In 1988, a group of Yolngu artists made 200 larrakitj to mark Australia’s Bicentenary, to remember the Aboriginal people who died through those 200 years, and to assert the continuing vibrancy of their knowledge and practice. Now known as memorial poles, larrakitj have since become part of the Yolngu artistic repertoire, always painted with clan designs using the mineral paints available on their land.

Wukun has included in this group display for the British Museum three poles that reveal the process by which the larrakitj are made: a hollow tree trunk with the bark still on it, one with the wood smoothed to receive the paint, and one with the undercoat of white clay painted on it.

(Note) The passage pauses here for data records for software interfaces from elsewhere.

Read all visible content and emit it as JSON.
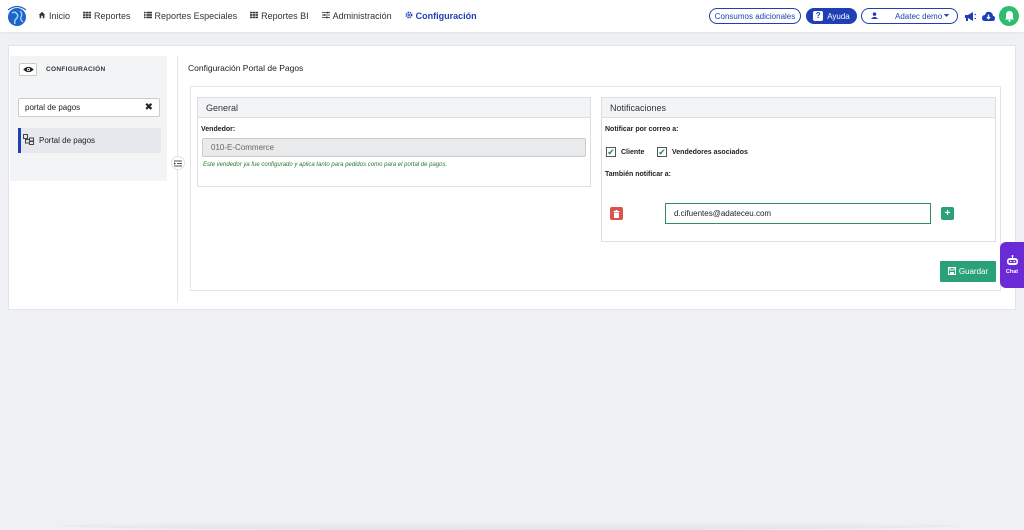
{
  "nav": {
    "items": [
      {
        "label": "Inicio",
        "icon": "home-icon"
      },
      {
        "label": "Reportes",
        "icon": "grid-icon"
      },
      {
        "label": "Reportes Especiales",
        "icon": "list-icon"
      },
      {
        "label": "Reportes BI",
        "icon": "grid-icon"
      },
      {
        "label": "Administración",
        "icon": "sliders-icon"
      },
      {
        "label": "Configuración",
        "icon": "gear-icon"
      }
    ],
    "active": "Configuración"
  },
  "toolbar": {
    "consumos_label": "Consumos adicionales",
    "help_label": "Ayuda",
    "user_label": "Adatec demo"
  },
  "sidebar": {
    "title": "CONFIGURACIÓN",
    "search_value": "portal de pagos",
    "items": [
      {
        "label": "Portal de pagos"
      }
    ]
  },
  "page": {
    "title": "Configuración Portal de Pagos"
  },
  "general": {
    "title": "General",
    "vendor_label": "Vendedor:",
    "vendor_value": "010-E-Commerce",
    "hint": "Este vendedor ya fue configurado y aplica tanto para pedidos como para el portal de pagos."
  },
  "notifications": {
    "title": "Notificaciones",
    "notify_label": "Notificar por correo a:",
    "options": [
      {
        "label": "Cliente",
        "checked": true
      },
      {
        "label": "Vendedores asociados",
        "checked": true
      }
    ],
    "also_label": "También notificar a:",
    "emails": [
      "d.cifuentes@adateceu.com"
    ]
  },
  "actions": {
    "save_label": "Guardar"
  },
  "chat": {
    "label": "Chat"
  },
  "colors": {
    "primary": "#1f3fb5",
    "success": "#2aa176",
    "danger": "#d9534f",
    "chat": "#6a2bd6"
  }
}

The forest on Yolngu land is made up of tall, thin stringybark eucalyptus trees. In a millennia-old land management technique, Yolngu control-burn sections of the forest to clear the undergrowth, and some trees, already hollowed out by termites, are further hollowed as the fire burns through them. Wukun is a connoisseur of such trees, always scanning the forest to find trees suitable for his larrakitj. Integrally related to the land by virtue of coming from it, Wukun’s painted larrakitj refer to his place, his country, at multiple levels.

Wukun Wanambi has been making art since the late 1990s and this Asahi Shimbun display shows how artists engage with their surroundings to create meaningful works. The Yolngu have a long history, and the traditional stories and places that Wukun depicts are of deep significance to his clan. In painting his country, Wukun is also following in the footsteps of his father, the renowned clan leader and artist Mithili Wanambi, who died in 1981.

Contemporary Indigenous art is sometimes made in response to land lost, whereas Wukun’s work reveals a long engagement between people and land. This display presents a unique opportunity to engage with an Indigenous Australian community through a traditional art form whose narrative now entwines with the very museum setting it resides in.

With much assistance from the Buku-Larrnggay Mulka Art Centre at Yirrkala in eastern Arnhem Land, this installation is exhibited in Room 3.

Image: Wukun Wanambi (b. 1962), Wetjwitj (full length). Earth pigment on hollow tree trunk, 2013. © the artist, courtesy Buku-Larrnggay Mulka Centre.

Admission: Free.

British Museum, Great Russell Street, London, WC1B 3DG

Tel: 020 7323 8181

Website: www.britishmuseum.org/